━━ EXERCISE INPUT

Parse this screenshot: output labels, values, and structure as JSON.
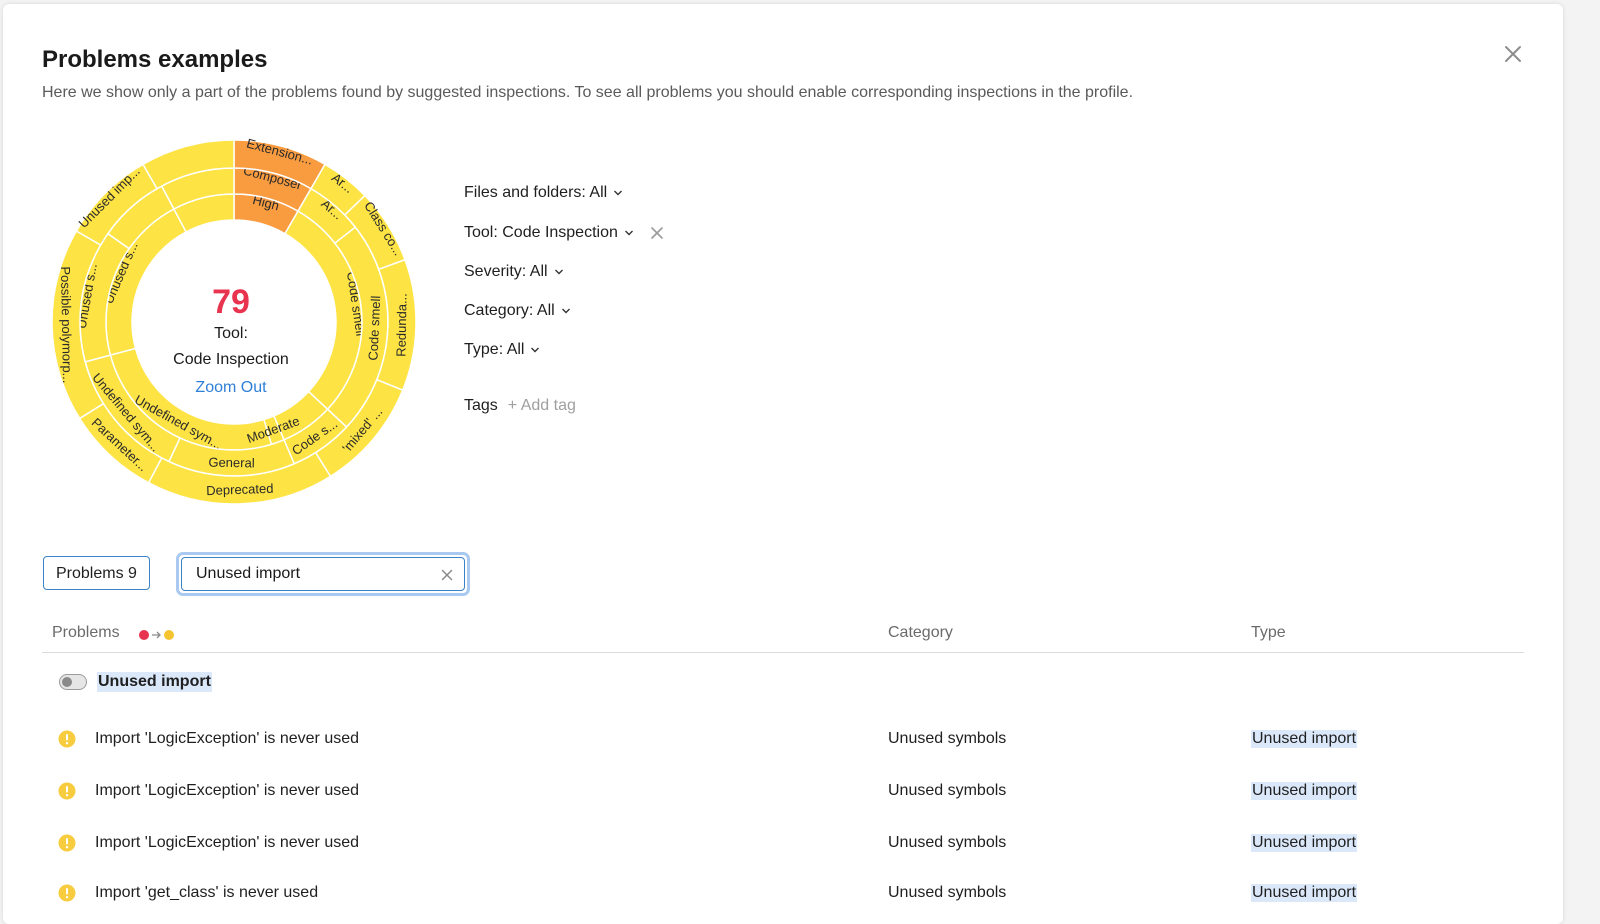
{
  "dialog": {
    "title": "Problems examples",
    "subtitle": "Here we show only a part of the problems found by suggested inspections. To see all problems you should enable corresponding inspections in the profile."
  },
  "sunburst": {
    "count": "79",
    "center_line1": "Tool:",
    "center_line2": "Code Inspection",
    "zoom_out": "Zoom Out",
    "count_color": "#e8344e",
    "zoom_color": "#2f7fd8",
    "segment_colors": {
      "normal": "#fde344",
      "highlight": "#f99b3f"
    },
    "inner_ring": [
      {
        "label": "High",
        "highlight": true
      },
      {
        "label": "Code smell",
        "highlight": false
      },
      {
        "label": "",
        "highlight": false
      },
      {
        "label": "Moderate",
        "highlight": false
      },
      {
        "label": "Undefined sym...",
        "highlight": false
      },
      {
        "label": "Unused s...",
        "highlight": false
      }
    ],
    "middle_ring": [
      {
        "label": "Composer",
        "highlight": true
      },
      {
        "label": "Ar...",
        "highlight": false
      },
      {
        "label": "Code smell",
        "highlight": false
      },
      {
        "label": "Code s...",
        "highlight": false
      },
      {
        "label": "General",
        "highlight": false
      },
      {
        "label": "Undefined sym...",
        "highlight": false
      },
      {
        "label": "Unused s...",
        "highlight": false
      }
    ],
    "outer_ring": [
      {
        "label": "Extension...",
        "highlight": true
      },
      {
        "label": "Ar...",
        "highlight": false
      },
      {
        "label": "Class co...",
        "highlight": false
      },
      {
        "label": "Redunda...",
        "highlight": false
      },
      {
        "label": "'mixed' ...",
        "highlight": false
      },
      {
        "label": "Deprecated",
        "highlight": false
      },
      {
        "label": "Parameter...",
        "highlight": false
      },
      {
        "label": "Possible polymorp...",
        "highlight": false
      },
      {
        "label": "Unused imp...",
        "highlight": false
      }
    ]
  },
  "filters": {
    "files": "Files and folders: All",
    "tool": "Tool: Code Inspection",
    "severity": "Severity: All",
    "category": "Category: All",
    "type": "Type: All",
    "tags_label": "Tags",
    "add_tag": "+ Add tag"
  },
  "toolbar": {
    "problems_button": "Problems 9",
    "search_value": "Unused import"
  },
  "table": {
    "headers": {
      "problems": "Problems",
      "category": "Category",
      "type": "Type"
    },
    "sort_colors": {
      "from": "#e8344e",
      "to": "#f5c531"
    },
    "group_label": "Unused import",
    "rows": [
      {
        "desc": "Import 'LogicException' is never used",
        "category": "Unused symbols",
        "type": "Unused import"
      },
      {
        "desc": "Import 'LogicException' is never used",
        "category": "Unused symbols",
        "type": "Unused import"
      },
      {
        "desc": "Import 'LogicException' is never used",
        "category": "Unused symbols",
        "type": "Unused import"
      },
      {
        "desc": "Import 'get_class' is never used",
        "category": "Unused symbols",
        "type": "Unused import"
      }
    ]
  }
}
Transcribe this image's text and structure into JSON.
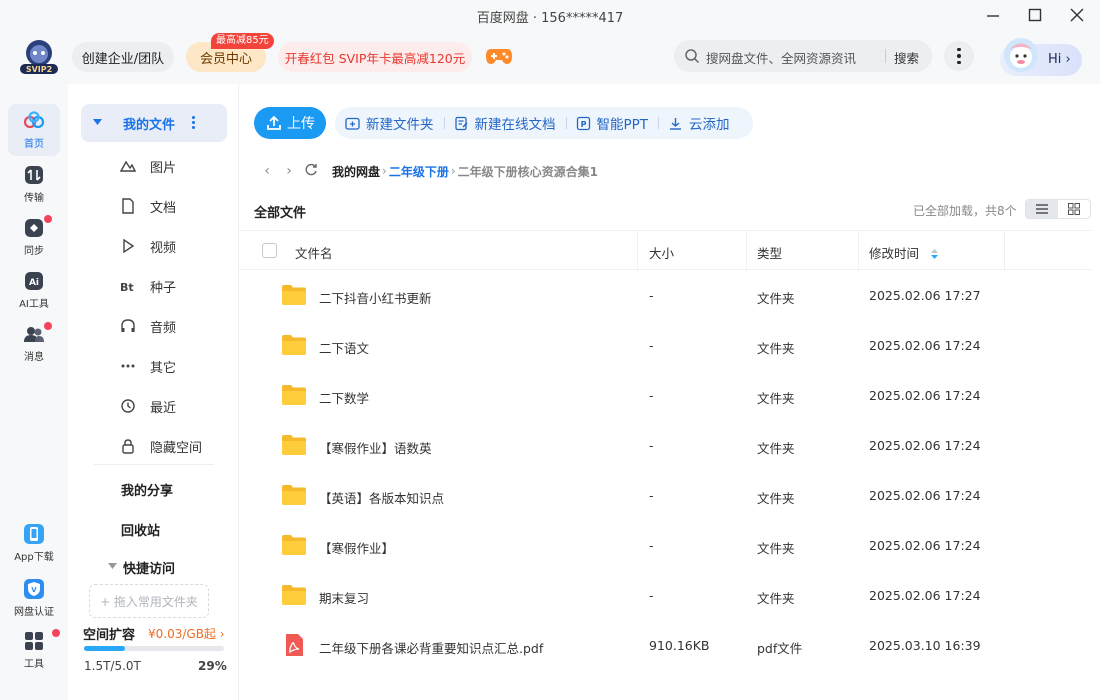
{
  "window": {
    "title": "百度网盘 · 156*****417"
  },
  "header": {
    "logo_text": "SVIP2",
    "team_label": "创建企业/团队",
    "vip_label": "会员中心",
    "vip_badge": "最高减85元",
    "promo_label": "开春红包 SVIP年卡最高减120元",
    "search_placeholder": "搜网盘文件、全网资源资讯",
    "search_button": "搜索",
    "greeting": "Hi",
    "accent_color": "#1a9af3"
  },
  "rail": {
    "items": [
      {
        "label": "首页",
        "icon": "home-cloud-icon"
      },
      {
        "label": "传输",
        "icon": "transfer-icon"
      },
      {
        "label": "同步",
        "icon": "sync-icon"
      },
      {
        "label": "AI工具",
        "icon": "ai-tool-icon"
      },
      {
        "label": "消息",
        "icon": "message-icon"
      },
      {
        "label": "App下载",
        "icon": "phone-icon"
      },
      {
        "label": "网盘认证",
        "icon": "verify-icon"
      },
      {
        "label": "工具",
        "icon": "tools-icon"
      }
    ]
  },
  "nav": {
    "my_files": "我的文件",
    "items": [
      {
        "label": "图片",
        "icon": "picture-icon"
      },
      {
        "label": "文档",
        "icon": "document-icon"
      },
      {
        "label": "视频",
        "icon": "video-icon"
      },
      {
        "label": "种子",
        "icon": "torrent-icon"
      },
      {
        "label": "音频",
        "icon": "audio-icon"
      },
      {
        "label": "其它",
        "icon": "other-icon"
      },
      {
        "label": "最近",
        "icon": "recent-icon"
      },
      {
        "label": "隐藏空间",
        "icon": "lock-icon"
      }
    ],
    "share": "我的分享",
    "recycle": "回收站",
    "quick_access": "快捷访问",
    "drop_hint": "+ 拖入常用文件夹",
    "space_title": "空间扩容",
    "space_price": "¥0.03/GB起",
    "space_used": "1.5T/5.0T",
    "space_percent": "29%",
    "space_fraction": 0.29
  },
  "toolbar": {
    "upload": "上传",
    "new_folder": "新建文件夹",
    "new_doc": "新建在线文档",
    "smart_ppt": "智能PPT",
    "cloud_add": "云添加"
  },
  "breadcrumb": {
    "root": "我的网盘",
    "level1": "二年级下册",
    "level2": "二年级下册核心资源合集1"
  },
  "list": {
    "title": "全部文件",
    "status": "已全部加载，共8个",
    "columns": {
      "name": "文件名",
      "size": "大小",
      "type": "类型",
      "modified": "修改时间"
    },
    "rows": [
      {
        "name": "二下抖音小红书更新",
        "size": "-",
        "type": "文件夹",
        "time": "2025.02.06 17:27",
        "icon": "folder-icon"
      },
      {
        "name": "二下语文",
        "size": "-",
        "type": "文件夹",
        "time": "2025.02.06 17:24",
        "icon": "folder-icon"
      },
      {
        "name": "二下数学",
        "size": "-",
        "type": "文件夹",
        "time": "2025.02.06 17:24",
        "icon": "folder-icon"
      },
      {
        "name": "【寒假作业】语数英",
        "size": "-",
        "type": "文件夹",
        "time": "2025.02.06 17:24",
        "icon": "folder-icon"
      },
      {
        "name": "【英语】各版本知识点",
        "size": "-",
        "type": "文件夹",
        "time": "2025.02.06 17:24",
        "icon": "folder-icon"
      },
      {
        "name": "【寒假作业】",
        "size": "-",
        "type": "文件夹",
        "time": "2025.02.06 17:24",
        "icon": "folder-icon"
      },
      {
        "name": "期末复习",
        "size": "-",
        "type": "文件夹",
        "time": "2025.02.06 17:24",
        "icon": "folder-icon"
      },
      {
        "name": "二年级下册各课必背重要知识点汇总.pdf",
        "size": "910.16KB",
        "type": "pdf文件",
        "time": "2025.03.10 16:39",
        "icon": "pdf-icon"
      }
    ]
  }
}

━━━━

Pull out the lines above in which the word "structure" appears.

Parse this screenshot: output labels, values, and structure as JSON.
Transcribe this image's text and structure into JSON.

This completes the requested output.